Authors: Watson, R. J., Veale, J. F., & Saewyc, E. M.
Date of publication: 2017
Journal: The International Journal of Eating Disorders
Summary: This Canadian study looked at the relationship between disordered eating and risk and protective factors for trans young people using health survey information from 923 participants aged 14-25 years. The researchers found high rates of eating disorders in this group. Nearly half of the 14-18 year olds and more than a third of the 19-25 year olds engaged in behaviours such as binge eating, fasting and using pills, laxatives or vomiting to lose weight. Binge eating and fasting were the most common behaviours, with both behaviours reported by around 35-45% of the participants. Vomiting was reported by almost 1 in 5 of the 14-18 year olds. When compared with figures from a similar study looking at eating disorders in the general youth population, the researchers found that 27% of young people reported binge eating (compared with 42% in this study by Watson and colleagues) and 5% reported vomiting to lose weight (compared with 18% in this study by Watson and colleagues).

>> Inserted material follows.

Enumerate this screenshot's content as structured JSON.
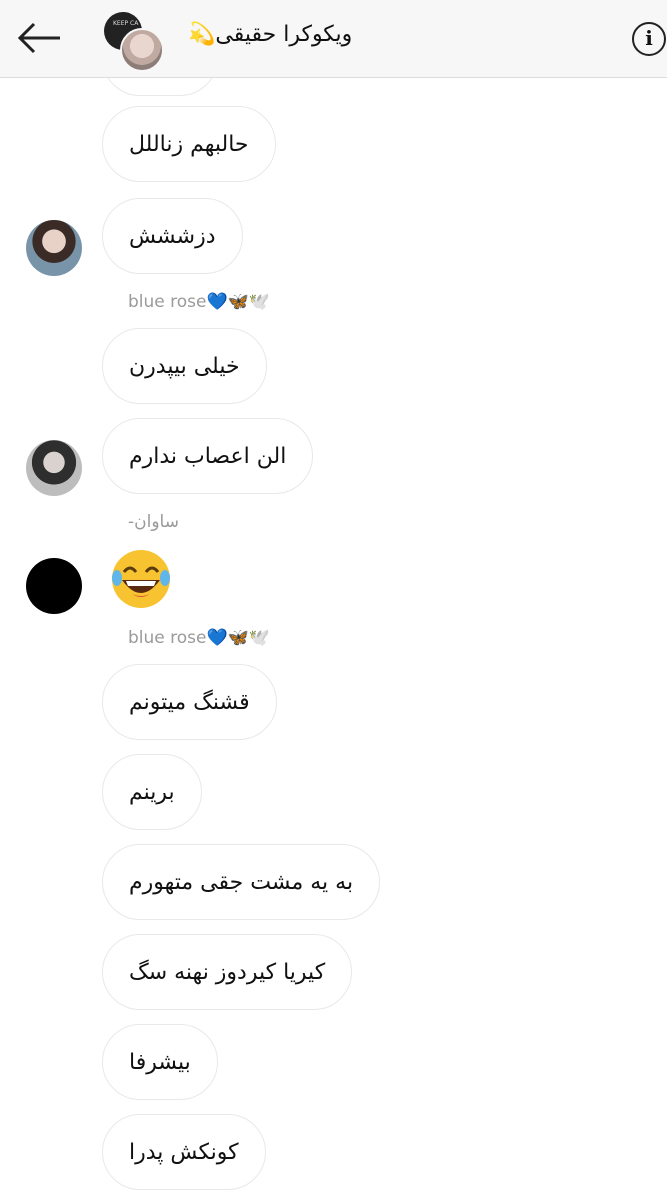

The researchers found that enacted stigma (the higher rates of harassment and discrimination that trans young people face) was linked to a higher chance of reported past year binge eating and fasting or vomiting to lose weight. Importantly, they found several factors protected against disordered eating including family connectedness, school connectedness, caring friends, and social support. When participants reported having these factors in their life, they also reported lower chances of past year disordered eating. For 14-18 year olds, family connectedness was particularly linked with the lowest chance of disordered eating.
You can read the full study here